More 700 people participated in a candlelight vigil at Saint Patrick’s Cathedral as part of a weekend in solidarity with migrants. Angela Kocherga/Albuquerque Journal

EL PASO – A dozen religious leaders, including Bishop Oscar Cantú of the Las Cruces Diocese, gathered for a “weekend of solidarity with migrants” that included an interfaith procession and candlelight vigil that attracted hundreds of faithful.

“We need to stand up for moral dignity and the greatness of this country,” said Bishop Cantú following the procession Friday night where he helped carry a banner that read, “Families belong together and free.”

Pope Francis sent Vatican representative Rev. Robert Stark of the Holy See’s Migrant & Refugees Section to the border.

“Every stranger that knocks at our door is an opportunity for an encounter with God,” Rev. Stark told the standing room only crowd in Saint Patrick’s Cathedral which seats 700 people.

Some families sat on the floor of the church and an overflow crowd stood outside and watched through open doors. El Paso Bishop Mark Seitz hosted the event which included Bishop Cantú, retired Las Cruces Bishop Ricardo Ramirez, Dallas Bishop Edward Burns and Dallas Auxiliary Bishop Greg Kelly.

Half a dozen other religious leaders spoke during the interfaith ceremony including those representing the Episcopalian, Lutheran, and Muslim and Baha’i faiths.

Many stressed the need to put faith into action including Rev. Stark who said “We’re called to challenge every effort that tries to eliminate or criminalize migration or seeking refuge.”

The visiting bishops celebrated mass at the ICE detention center on Friday, Bishop Seitz told the crowd at the vigil. Some of the parents separated from their children during the zero-tolerance crackdown on the border are locked up in that detention center.

“Be a light in times of darkness,” said Bishop Seitz in calling on the faithful to participate in the weekend of solidarity with migrants.

The El Paso Catholic Diocese and Hope Border institute, a faith-based grass roots group, organized the two-day event which included a teach-in Saturday, “A Place at the Table: Faith Migration and the Future of our Border Communities.”

“This is a community that celebrates its identity as a border community. It’s proud of its heritage as an immigrant community. That migration is in its DNA,” said Dylan Corbett, executive director of the Hope Border Institute. “There’s a vantage point on this issue that we can offer the rest of the country,” said Corbett.

Bishop Cantú said New Mexico can help set the example even though it is a poor state. “But the people are generous and they know there’s always room at the table. We know there’s always room in our hearts. And I think as New Mexicans we need to show the rest of country how being generous doesn’t break us, it makes us greater,” said Cantú.

Nearly 200 people attended the workshops designed to engage the faithful. New Mexico State University professor Nicholas Natividad’s talk focused on border identity and social justice.

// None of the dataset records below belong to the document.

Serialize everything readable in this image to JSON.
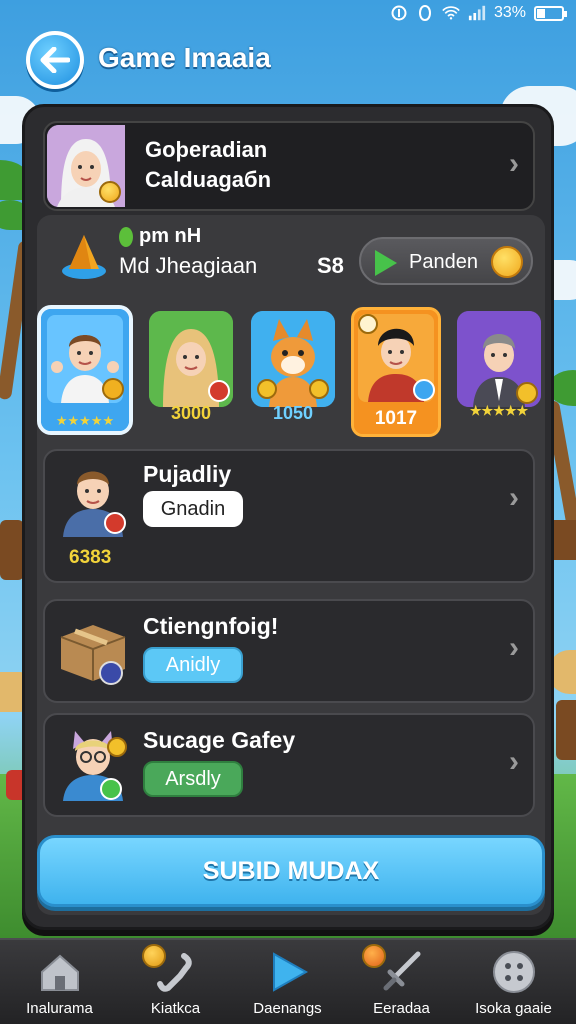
{
  "status_bar": {
    "battery": "33%",
    "battery_level": 0.33
  },
  "header": {
    "title": "Game Imaaia"
  },
  "profile": {
    "name": "Goþeradian",
    "subtitle": "Calduagaбn"
  },
  "info": {
    "top_label": "pm nH",
    "name": "Md Jheagiaan",
    "score": "S8",
    "play_label": "Panden"
  },
  "avatars": [
    {
      "label": "★★★★★",
      "color": "#f2d33a",
      "kind": "boy"
    },
    {
      "label": "3000",
      "color": "#f2d33a",
      "kind": "girl"
    },
    {
      "label": "1050",
      "color": "#6fd0ff",
      "kind": "fox"
    },
    {
      "label": "1017",
      "color": "#ffffff",
      "kind": "man"
    },
    {
      "label": "★★★★★",
      "color": "#f2d33a",
      "kind": "suit"
    }
  ],
  "rows": [
    {
      "title": "Pujadliy",
      "button": "Gnadin",
      "count": "6383"
    },
    {
      "title": "Ctiengnfoig!",
      "button": "Anidly"
    },
    {
      "title": "Sucage Gafey",
      "button": "Arsdly"
    }
  ],
  "cta": {
    "label": "SUBID MUDAX"
  },
  "bottom_nav": [
    {
      "label": "Inalurama",
      "icon": "home-icon"
    },
    {
      "label": "Kiatkca",
      "icon": "phone-icon"
    },
    {
      "label": "Daenangs",
      "icon": "play-icon"
    },
    {
      "label": "Eeradaa",
      "icon": "sword-icon"
    },
    {
      "label": "Isoka gaaie",
      "icon": "more-icon"
    }
  ],
  "colors": {
    "accent": "#3fb3ee",
    "panel": "#2c2c2f",
    "green": "#47c24a"
  }
}
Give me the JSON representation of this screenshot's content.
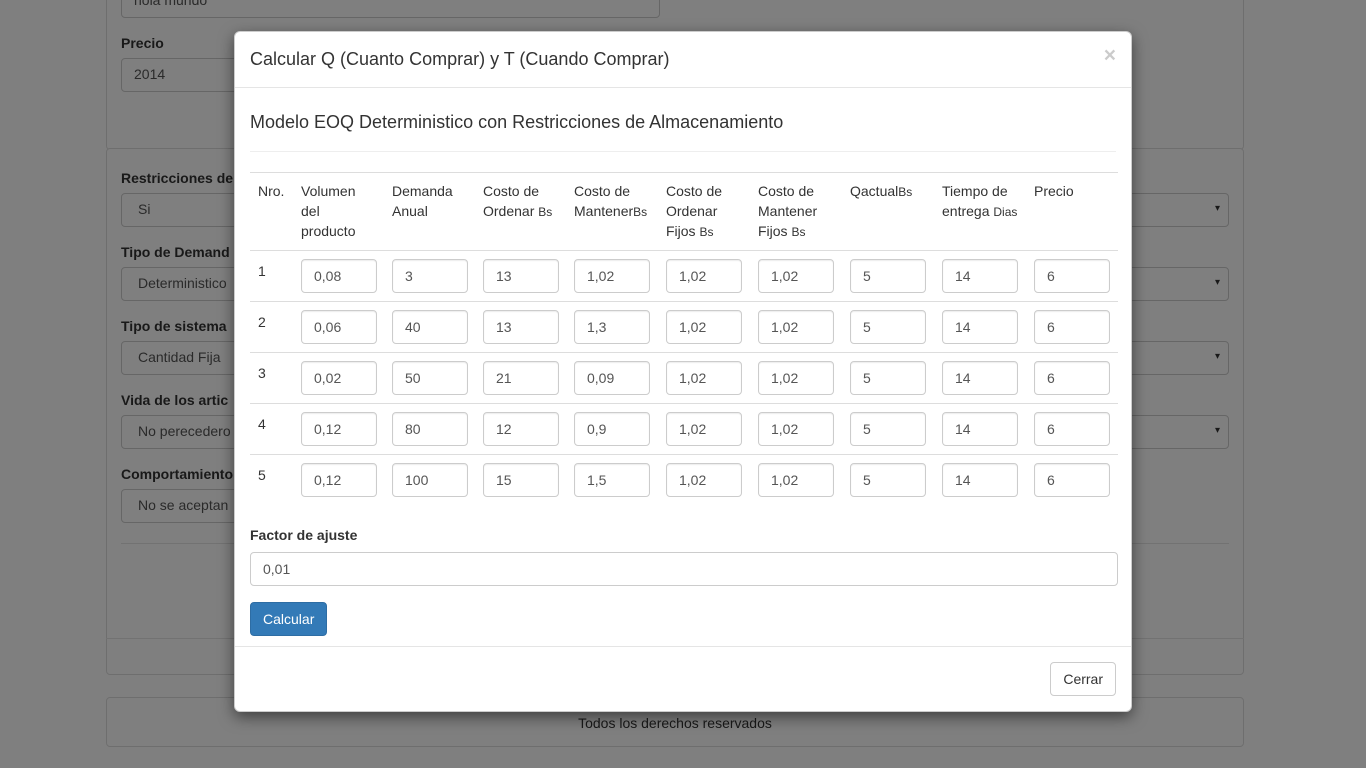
{
  "background": {
    "top_input_value": "hola mundo",
    "precio_label": "Precio",
    "precio_value": "2014",
    "restricciones_label": "Restricciones de",
    "restricciones_value": "Si",
    "tipo_demanda_label": "Tipo de Demand",
    "tipo_demanda_value": "Deterministico",
    "tipo_sistema_label": "Tipo de sistema",
    "tipo_sistema_value": "Cantidad Fija",
    "vida_label": "Vida de los artic",
    "vida_value": "No perecedero",
    "comportamiento_label": "Comportamiento",
    "comportamiento_value": "No se aceptan",
    "footer_text": "Todos los derechos reservados",
    "caret_icon": "▾"
  },
  "modal": {
    "title": "Calcular Q (Cuanto Comprar) y T (Cuando Comprar)",
    "close_glyph": "×",
    "subtitle": "Modelo EOQ Deterministico con Restricciones de Almacenamiento",
    "headers": [
      {
        "main": "Nro.",
        "unit": ""
      },
      {
        "main": "Volumen del producto",
        "unit": ""
      },
      {
        "main": "Demanda Anual",
        "unit": ""
      },
      {
        "main": "Costo de Ordenar ",
        "unit": "Bs"
      },
      {
        "main": "Costo de Mantener",
        "unit": "Bs"
      },
      {
        "main": "Costo de Ordenar Fijos ",
        "unit": "Bs"
      },
      {
        "main": "Costo de Mantener Fijos ",
        "unit": "Bs"
      },
      {
        "main": "Qactual",
        "unit": "Bs"
      },
      {
        "main": "Tiempo de entrega ",
        "unit": "Dias"
      },
      {
        "main": "Precio",
        "unit": ""
      }
    ],
    "rows": [
      {
        "nro": "1",
        "values": [
          "0,08",
          "3",
          "13",
          "1,02",
          "1,02",
          "1,02",
          "5",
          "14",
          "6"
        ]
      },
      {
        "nro": "2",
        "values": [
          "0,06",
          "40",
          "13",
          "1,3",
          "1,02",
          "1,02",
          "5",
          "14",
          "6"
        ]
      },
      {
        "nro": "3",
        "values": [
          "0,02",
          "50",
          "21",
          "0,09",
          "1,02",
          "1,02",
          "5",
          "14",
          "6"
        ]
      },
      {
        "nro": "4",
        "values": [
          "0,12",
          "80",
          "12",
          "0,9",
          "1,02",
          "1,02",
          "5",
          "14",
          "6"
        ]
      },
      {
        "nro": "5",
        "values": [
          "0,12",
          "100",
          "15",
          "1,5",
          "1,02",
          "1,02",
          "5",
          "14",
          "6"
        ]
      }
    ],
    "factor_label": "Factor de ajuste",
    "factor_value": "0,01",
    "calcular_label": "Calcular",
    "cerrar_label": "Cerrar"
  },
  "colors": {
    "primary": "#337ab7",
    "backdrop": "rgba(0,0,0,0.5)"
  }
}
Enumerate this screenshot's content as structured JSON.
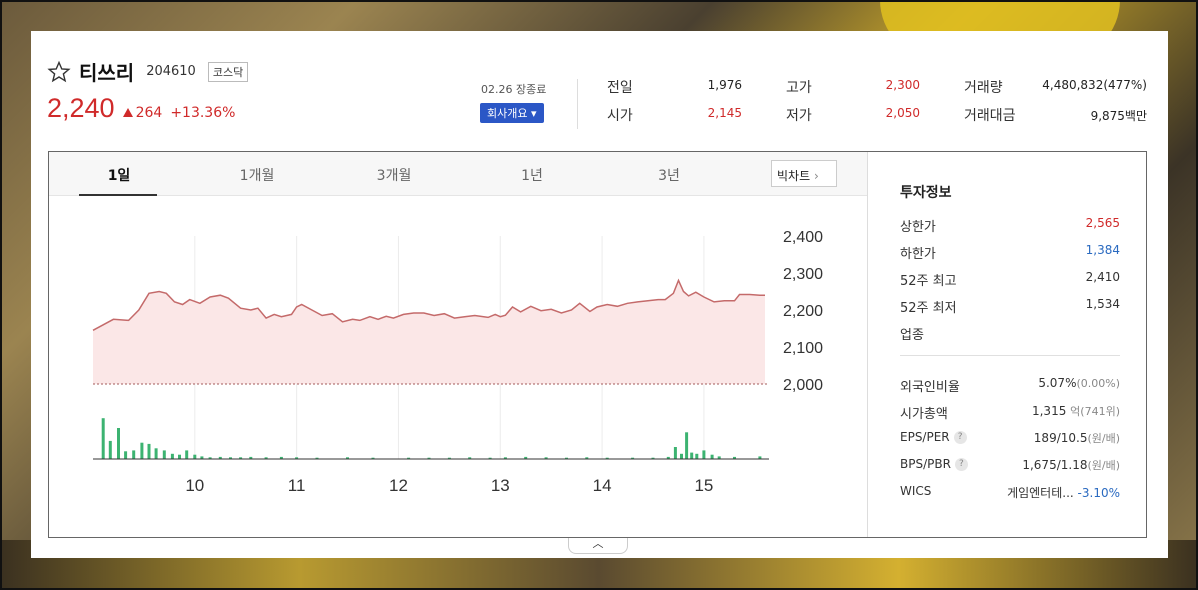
{
  "stock": {
    "name": "티쓰리",
    "code": "204610",
    "market": "코스닥",
    "price": "2,240",
    "change": "264",
    "change_pct": "+13.36%",
    "close_label": "02.26 장종료",
    "company_button": "회사개요"
  },
  "quotes": {
    "prev_close_label": "전일",
    "prev_close": "1,976",
    "open_label": "시가",
    "open": "2,145",
    "high_label": "고가",
    "high": "2,300",
    "low_label": "저가",
    "low": "2,050",
    "volume_label": "거래량",
    "volume": "4,480,832(477%)",
    "amount_label": "거래대금",
    "amount": "9,875백만"
  },
  "tabs": [
    "1일",
    "1개월",
    "3개월",
    "1년",
    "3년"
  ],
  "big_chart_label": "빅차트",
  "chart_data": {
    "type": "area",
    "ylim": [
      2000,
      2400
    ],
    "yticks": [
      "2,400",
      "2,300",
      "2,200",
      "2,100",
      "2,000"
    ],
    "ytick_values": [
      2400,
      2300,
      2200,
      2100,
      2000
    ],
    "xticks": [
      "10",
      "11",
      "12",
      "13",
      "14",
      "15"
    ],
    "x_hours": [
      10,
      11,
      12,
      13,
      14,
      15
    ],
    "x_range": [
      9.0,
      15.6
    ],
    "price": [
      [
        9.0,
        2145
      ],
      [
        9.1,
        2160
      ],
      [
        9.2,
        2175
      ],
      [
        9.35,
        2172
      ],
      [
        9.45,
        2200
      ],
      [
        9.55,
        2245
      ],
      [
        9.65,
        2250
      ],
      [
        9.72,
        2245
      ],
      [
        9.8,
        2222
      ],
      [
        9.88,
        2215
      ],
      [
        9.95,
        2228
      ],
      [
        10.05,
        2218
      ],
      [
        10.15,
        2235
      ],
      [
        10.25,
        2240
      ],
      [
        10.33,
        2232
      ],
      [
        10.45,
        2205
      ],
      [
        10.55,
        2200
      ],
      [
        10.62,
        2205
      ],
      [
        10.7,
        2178
      ],
      [
        10.78,
        2188
      ],
      [
        10.85,
        2182
      ],
      [
        10.95,
        2188
      ],
      [
        11.0,
        2208
      ],
      [
        11.05,
        2215
      ],
      [
        11.15,
        2200
      ],
      [
        11.25,
        2185
      ],
      [
        11.35,
        2190
      ],
      [
        11.45,
        2168
      ],
      [
        11.55,
        2175
      ],
      [
        11.62,
        2172
      ],
      [
        11.72,
        2182
      ],
      [
        11.8,
        2175
      ],
      [
        11.88,
        2183
      ],
      [
        11.95,
        2178
      ],
      [
        12.05,
        2188
      ],
      [
        12.15,
        2192
      ],
      [
        12.25,
        2192
      ],
      [
        12.35,
        2185
      ],
      [
        12.45,
        2190
      ],
      [
        12.55,
        2178
      ],
      [
        12.65,
        2182
      ],
      [
        12.75,
        2185
      ],
      [
        12.88,
        2180
      ],
      [
        12.95,
        2188
      ],
      [
        13.0,
        2182
      ],
      [
        13.05,
        2186
      ],
      [
        13.12,
        2208
      ],
      [
        13.2,
        2195
      ],
      [
        13.3,
        2210
      ],
      [
        13.4,
        2198
      ],
      [
        13.5,
        2202
      ],
      [
        13.6,
        2192
      ],
      [
        13.7,
        2200
      ],
      [
        13.78,
        2218
      ],
      [
        13.88,
        2196
      ],
      [
        13.95,
        2208
      ],
      [
        14.05,
        2215
      ],
      [
        14.15,
        2210
      ],
      [
        14.25,
        2218
      ],
      [
        14.35,
        2222
      ],
      [
        14.45,
        2225
      ],
      [
        14.55,
        2228
      ],
      [
        14.62,
        2228
      ],
      [
        14.7,
        2245
      ],
      [
        14.75,
        2280
      ],
      [
        14.8,
        2250
      ],
      [
        14.85,
        2238
      ],
      [
        14.92,
        2248
      ],
      [
        15.0,
        2235
      ],
      [
        15.1,
        2222
      ],
      [
        15.2,
        2225
      ],
      [
        15.3,
        2225
      ],
      [
        15.35,
        2242
      ],
      [
        15.45,
        2242
      ],
      [
        15.55,
        2240
      ],
      [
        15.6,
        2240
      ]
    ],
    "volume_rel": [
      [
        9.1,
        0.95
      ],
      [
        9.17,
        0.42
      ],
      [
        9.25,
        0.72
      ],
      [
        9.32,
        0.18
      ],
      [
        9.4,
        0.2
      ],
      [
        9.48,
        0.38
      ],
      [
        9.55,
        0.35
      ],
      [
        9.62,
        0.25
      ],
      [
        9.7,
        0.2
      ],
      [
        9.78,
        0.12
      ],
      [
        9.85,
        0.1
      ],
      [
        9.92,
        0.2
      ],
      [
        10.0,
        0.1
      ],
      [
        10.07,
        0.06
      ],
      [
        10.15,
        0.04
      ],
      [
        10.25,
        0.05
      ],
      [
        10.35,
        0.04
      ],
      [
        10.45,
        0.04
      ],
      [
        10.55,
        0.05
      ],
      [
        10.7,
        0.04
      ],
      [
        10.85,
        0.05
      ],
      [
        11.0,
        0.04
      ],
      [
        11.2,
        0.03
      ],
      [
        11.5,
        0.04
      ],
      [
        11.75,
        0.03
      ],
      [
        12.1,
        0.03
      ],
      [
        12.3,
        0.03
      ],
      [
        12.5,
        0.03
      ],
      [
        12.7,
        0.04
      ],
      [
        12.9,
        0.03
      ],
      [
        13.05,
        0.04
      ],
      [
        13.25,
        0.05
      ],
      [
        13.45,
        0.04
      ],
      [
        13.65,
        0.03
      ],
      [
        13.85,
        0.04
      ],
      [
        14.05,
        0.03
      ],
      [
        14.3,
        0.03
      ],
      [
        14.5,
        0.03
      ],
      [
        14.65,
        0.05
      ],
      [
        14.72,
        0.28
      ],
      [
        14.78,
        0.12
      ],
      [
        14.83,
        0.62
      ],
      [
        14.88,
        0.15
      ],
      [
        14.93,
        0.12
      ],
      [
        15.0,
        0.2
      ],
      [
        15.08,
        0.1
      ],
      [
        15.15,
        0.06
      ],
      [
        15.3,
        0.05
      ],
      [
        15.55,
        0.06
      ]
    ]
  },
  "invest": {
    "title": "투자정보",
    "rows1": [
      {
        "label": "상한가",
        "value": "2,565"
      },
      {
        "label": "하한가",
        "value": "1,384"
      },
      {
        "label": "52주 최고",
        "value": "2,410"
      },
      {
        "label": "52주 최저",
        "value": "1,534"
      },
      {
        "label": "업종",
        "value": ""
      }
    ],
    "foreign_label": "외국인비율",
    "foreign_value": "5.07%",
    "foreign_sub": "(0.00%)",
    "cap_label": "시가총액",
    "cap_value": "1,315",
    "cap_unit": "억",
    "cap_sub": "(741위)",
    "eps_label": "EPS/PER",
    "eps_value": "189/10.5",
    "eps_unit": "(원/배)",
    "bps_label": "BPS/PBR",
    "bps_value": "1,675/1.18",
    "bps_unit": "(원/배)",
    "wics_label": "WICS",
    "wics_value": "게임엔터테...",
    "wics_pct": "-3.10%"
  },
  "colors": {
    "up": "#d02a2a",
    "down": "#2a6ac0",
    "line": "#c46a6a",
    "fill": "#fbe7e7",
    "volume": "#3cb371"
  }
}
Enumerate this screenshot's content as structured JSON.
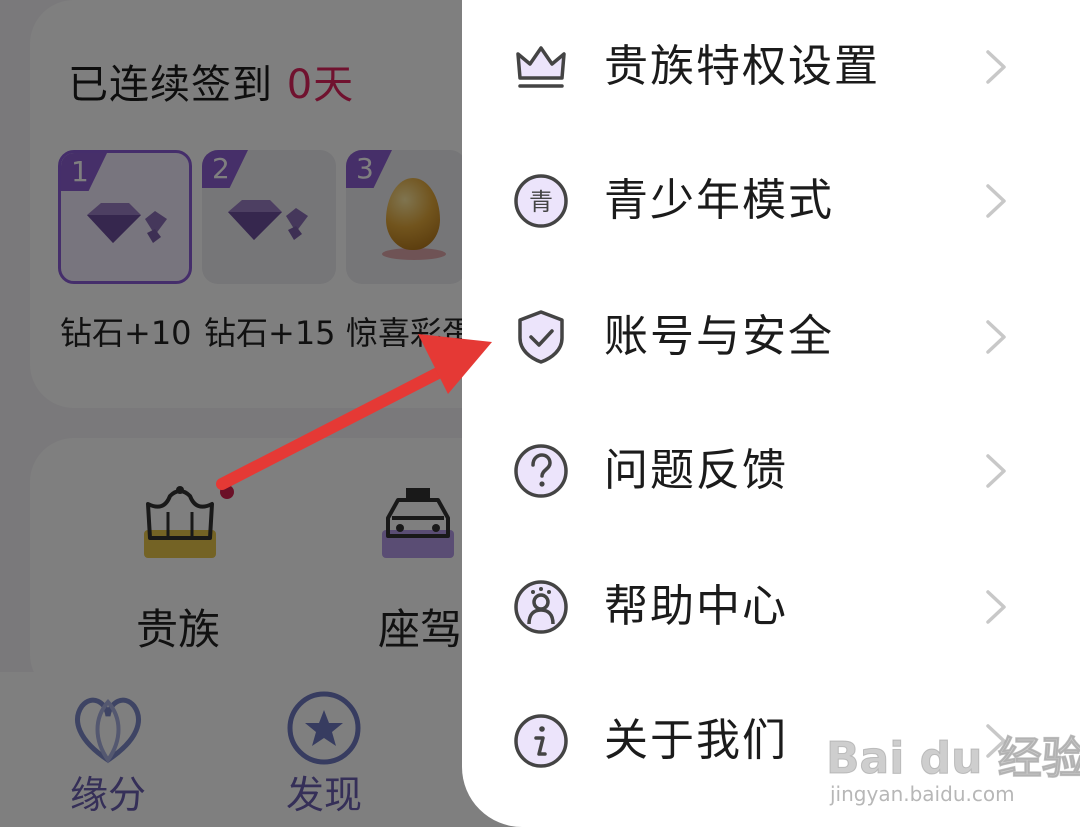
{
  "signin": {
    "title_prefix": "已连续签到 ",
    "days": "0天",
    "rewards": [
      {
        "day": "1",
        "label": "钻石+10",
        "icon": "diamond-icon"
      },
      {
        "day": "2",
        "label": "钻石+15",
        "icon": "diamond-icon"
      },
      {
        "day": "3",
        "label": "惊喜彩蛋",
        "icon": "golden-egg-icon"
      }
    ]
  },
  "features": [
    {
      "label": "贵族",
      "icon": "crown-icon"
    },
    {
      "label": "座驾",
      "icon": "car-icon"
    }
  ],
  "bottom_nav": [
    {
      "label": "缘分",
      "icon": "heart-loop-icon"
    },
    {
      "label": "发现",
      "icon": "star-circle-icon"
    }
  ],
  "menu": {
    "items": [
      {
        "label": "贵族特权设置",
        "icon": "crown-icon"
      },
      {
        "label": "青少年模式",
        "icon": "youth-mode-icon",
        "icon_text": "青"
      },
      {
        "label": "账号与安全",
        "icon": "shield-check-icon"
      },
      {
        "label": "问题反馈",
        "icon": "question-icon"
      },
      {
        "label": "帮助中心",
        "icon": "help-person-icon"
      },
      {
        "label": "关于我们",
        "icon": "info-icon"
      }
    ]
  },
  "watermark": {
    "logo": "Bai du 经验",
    "url": "jingyan.baidu.com"
  },
  "colors": {
    "accent": "#8d5fd3",
    "days_highlight": "#e0245e",
    "annotation_arrow": "#e53935"
  }
}
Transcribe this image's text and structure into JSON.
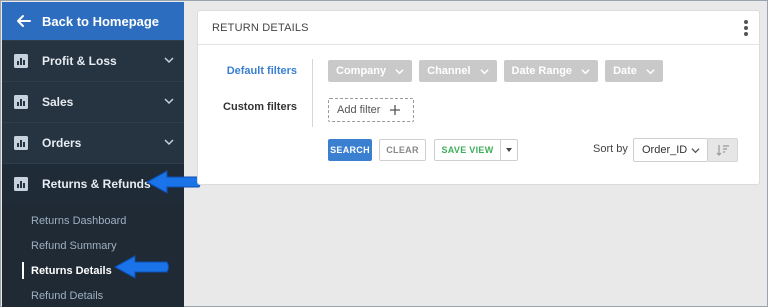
{
  "sidebar": {
    "back_label": "Back to Homepage",
    "items": [
      {
        "label": "Profit & Loss"
      },
      {
        "label": "Sales"
      },
      {
        "label": "Orders"
      },
      {
        "label": "Returns & Refunds"
      }
    ],
    "submenu": [
      {
        "label": "Returns Dashboard"
      },
      {
        "label": "Refund Summary"
      },
      {
        "label": "Returns Details"
      },
      {
        "label": "Refund Details"
      }
    ]
  },
  "panel": {
    "title": "RETURN DETAILS",
    "default_filters_label": "Default filters",
    "custom_filters_label": "Custom filters",
    "filter_chips": [
      {
        "label": "Company"
      },
      {
        "label": "Channel"
      },
      {
        "label": "Date Range"
      },
      {
        "label": "Date"
      }
    ],
    "add_filter_label": "Add filter",
    "search_label": "SEARCH",
    "clear_label": "CLEAR",
    "save_view_label": "SAVE VIEW",
    "sort_by_label": "Sort by",
    "sort_value": "Order_ID"
  },
  "colors": {
    "accent": "#3a7fd0",
    "sidebar_bg": "#263340",
    "back_bg": "#2d6dbf",
    "save_green": "#3fae5c",
    "annotation_arrow": "#1a73e8"
  }
}
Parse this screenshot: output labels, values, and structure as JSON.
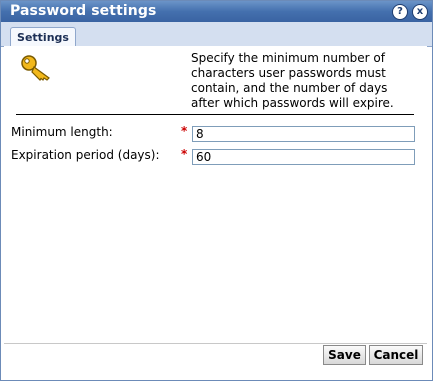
{
  "window": {
    "title": "Password settings",
    "help_icon": "?",
    "close_icon": "x"
  },
  "tabs": [
    {
      "label": "Settings",
      "active": true
    }
  ],
  "description": "Specify the minimum number of characters user passwords must contain, and the number of days after which passwords will expire.",
  "fields": [
    {
      "label": "Minimum length:",
      "required_mark": "*",
      "value": "8"
    },
    {
      "label": "Expiration period (days):",
      "required_mark": "*",
      "value": "60"
    }
  ],
  "buttons": {
    "save": "Save",
    "cancel": "Cancel"
  },
  "colors": {
    "titlebar": "#4470ae",
    "required": "#cc0000",
    "key_icon": "#f2b81b"
  }
}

“Whether you’re in northern New Mexico, southern New Mexico or right smack up against the fence, borders cut through us,” said Natividad. “And those borders are about more than migration. … Race, gender, class, all the inherent biases we have, those are the borders that cut through us.”